LIVERPOOL still don't get it, not completely, but they have offered a degree of apology -- and so has their player Luis Suarez. Given all that has gone before, all the churning self-interest displayed by one of the great clubs of Europe, the deadening sense that the issue was something less than fundamental to the good name of English football, we probably should be grateful for the concession.
It means that the door on at least one half of the racism controversy that erupted around Suarez and Chelsea and England captain John Terry can be closed with some measure of relief that an extremely valuable point -- and precedent -- has been achieved.
While Liverpool still harbour criticism of the Football Association following the eight-game suspension of Suarez, after an independent regulatory panel decided he had racially abused Manchester United's Patrice Evra, the mood at Anfield has clearly become more placatory.
Though neither Suarez nor the club can apparently bring themselves to a direct apology to Evra, there is regret that "anyone" was offended and the club now acknowledge that their response to the crisis was rather less than perfect.
For football's Kick It Out anti-racism campaign, there are certainly grounds to believe the whole fraught business has brought one huge bonus. It lies in the sense that any complacency that the problem here has long been resolved has been swept away in the weeks of angry debate.
If this is indeed true, Kick It Out may well conclude that a turning point came when Liverpool's players and their manager appeared in training tops emblazoned with the name of Suarez.
Kenny Dalglish has been intransigent in his belief that this was nothing more than a statement of support for a valued team-mate and friend, but calmer judgment has, we have to believe, taken into account the widespread revulsion that followed.

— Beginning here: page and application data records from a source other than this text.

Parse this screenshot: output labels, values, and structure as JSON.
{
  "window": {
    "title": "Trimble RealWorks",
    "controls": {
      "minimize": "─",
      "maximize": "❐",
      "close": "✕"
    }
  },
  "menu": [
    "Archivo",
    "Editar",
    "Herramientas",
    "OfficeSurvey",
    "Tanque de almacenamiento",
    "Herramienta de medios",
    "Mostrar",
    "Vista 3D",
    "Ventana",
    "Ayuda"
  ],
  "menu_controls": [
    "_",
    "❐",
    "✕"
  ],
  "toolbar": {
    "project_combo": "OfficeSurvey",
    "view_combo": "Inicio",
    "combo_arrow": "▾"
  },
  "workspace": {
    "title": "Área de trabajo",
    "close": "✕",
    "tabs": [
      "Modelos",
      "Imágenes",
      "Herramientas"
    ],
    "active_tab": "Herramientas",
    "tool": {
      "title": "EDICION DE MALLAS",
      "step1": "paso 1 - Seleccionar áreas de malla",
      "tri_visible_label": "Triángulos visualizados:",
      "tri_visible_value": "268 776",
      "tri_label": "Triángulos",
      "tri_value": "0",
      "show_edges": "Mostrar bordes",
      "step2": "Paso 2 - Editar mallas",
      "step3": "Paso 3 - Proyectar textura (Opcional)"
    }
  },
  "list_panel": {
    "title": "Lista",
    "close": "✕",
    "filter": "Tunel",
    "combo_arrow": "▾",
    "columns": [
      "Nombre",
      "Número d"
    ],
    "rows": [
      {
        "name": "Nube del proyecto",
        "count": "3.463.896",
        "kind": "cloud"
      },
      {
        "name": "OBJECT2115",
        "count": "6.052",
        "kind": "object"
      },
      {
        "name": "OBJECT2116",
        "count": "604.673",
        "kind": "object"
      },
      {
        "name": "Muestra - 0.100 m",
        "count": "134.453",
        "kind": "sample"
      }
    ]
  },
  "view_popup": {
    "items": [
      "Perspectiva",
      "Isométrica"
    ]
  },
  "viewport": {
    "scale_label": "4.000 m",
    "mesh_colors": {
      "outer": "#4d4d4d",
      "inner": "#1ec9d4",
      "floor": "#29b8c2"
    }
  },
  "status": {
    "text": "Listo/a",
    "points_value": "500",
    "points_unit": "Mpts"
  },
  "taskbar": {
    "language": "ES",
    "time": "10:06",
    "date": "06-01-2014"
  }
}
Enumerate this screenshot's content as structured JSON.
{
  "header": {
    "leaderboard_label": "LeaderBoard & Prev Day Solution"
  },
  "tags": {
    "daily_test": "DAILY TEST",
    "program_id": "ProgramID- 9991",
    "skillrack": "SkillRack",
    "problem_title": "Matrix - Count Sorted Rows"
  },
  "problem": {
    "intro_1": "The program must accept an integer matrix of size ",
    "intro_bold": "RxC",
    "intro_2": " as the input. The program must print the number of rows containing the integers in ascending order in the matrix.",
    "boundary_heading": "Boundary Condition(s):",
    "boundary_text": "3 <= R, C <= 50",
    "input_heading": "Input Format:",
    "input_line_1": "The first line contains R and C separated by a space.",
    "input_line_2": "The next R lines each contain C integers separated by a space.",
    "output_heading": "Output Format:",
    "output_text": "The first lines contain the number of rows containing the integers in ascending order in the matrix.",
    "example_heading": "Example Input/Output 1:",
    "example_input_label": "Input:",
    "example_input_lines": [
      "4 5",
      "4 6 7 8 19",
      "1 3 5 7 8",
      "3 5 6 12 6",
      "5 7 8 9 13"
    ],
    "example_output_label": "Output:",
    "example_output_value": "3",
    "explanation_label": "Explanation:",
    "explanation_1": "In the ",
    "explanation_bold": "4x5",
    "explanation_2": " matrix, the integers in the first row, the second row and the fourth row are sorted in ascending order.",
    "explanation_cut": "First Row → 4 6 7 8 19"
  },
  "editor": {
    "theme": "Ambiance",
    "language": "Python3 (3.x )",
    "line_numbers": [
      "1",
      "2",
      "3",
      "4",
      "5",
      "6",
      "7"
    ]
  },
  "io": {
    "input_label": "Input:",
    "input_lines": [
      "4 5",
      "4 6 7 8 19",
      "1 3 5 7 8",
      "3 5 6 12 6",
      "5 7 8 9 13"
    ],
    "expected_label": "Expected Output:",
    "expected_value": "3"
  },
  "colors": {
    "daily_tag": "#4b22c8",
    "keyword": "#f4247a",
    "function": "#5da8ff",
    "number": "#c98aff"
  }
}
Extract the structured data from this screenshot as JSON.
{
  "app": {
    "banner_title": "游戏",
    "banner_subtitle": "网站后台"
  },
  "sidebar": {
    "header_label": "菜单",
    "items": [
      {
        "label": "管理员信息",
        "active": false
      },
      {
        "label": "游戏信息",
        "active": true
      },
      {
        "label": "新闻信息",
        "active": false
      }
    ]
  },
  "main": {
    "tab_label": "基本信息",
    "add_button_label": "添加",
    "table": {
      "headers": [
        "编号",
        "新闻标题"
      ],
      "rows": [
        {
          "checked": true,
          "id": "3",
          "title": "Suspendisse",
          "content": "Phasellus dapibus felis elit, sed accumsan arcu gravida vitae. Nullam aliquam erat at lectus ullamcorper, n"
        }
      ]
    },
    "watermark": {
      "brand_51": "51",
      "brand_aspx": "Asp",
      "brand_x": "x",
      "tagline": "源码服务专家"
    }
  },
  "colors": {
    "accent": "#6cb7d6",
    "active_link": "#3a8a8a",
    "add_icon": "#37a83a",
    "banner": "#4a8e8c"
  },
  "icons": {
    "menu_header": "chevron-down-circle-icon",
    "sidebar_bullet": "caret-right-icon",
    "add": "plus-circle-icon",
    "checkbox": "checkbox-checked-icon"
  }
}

Among neutrals, there is a powerful feeling that, on this occasion at least, the ruling authority turned its back on the easier options.
Its reward, it seems certain, will be new levels of vigilance by both match and club officials. Both Liverpool and Suarez have paid a damaging price for the player's belief that he could say what he wanted without any challenge to his interpretation of what consisted of inoffensive familiarity and what at least one recipient considered outright racial taunting.
This was a difficult case, demanding the most rigorous effort to get to the truth. Suarez's apology for the language he used, however partial it is, thus amounts to some considerable reward.
If the implications of remorse are not huge, there is recognition of the need in the future for a more decent use of language. So can we say this resolve has really been worth all the trouble and the strife? Yes, because it is more than a satisfactory result. It was always the whole point of the exercise.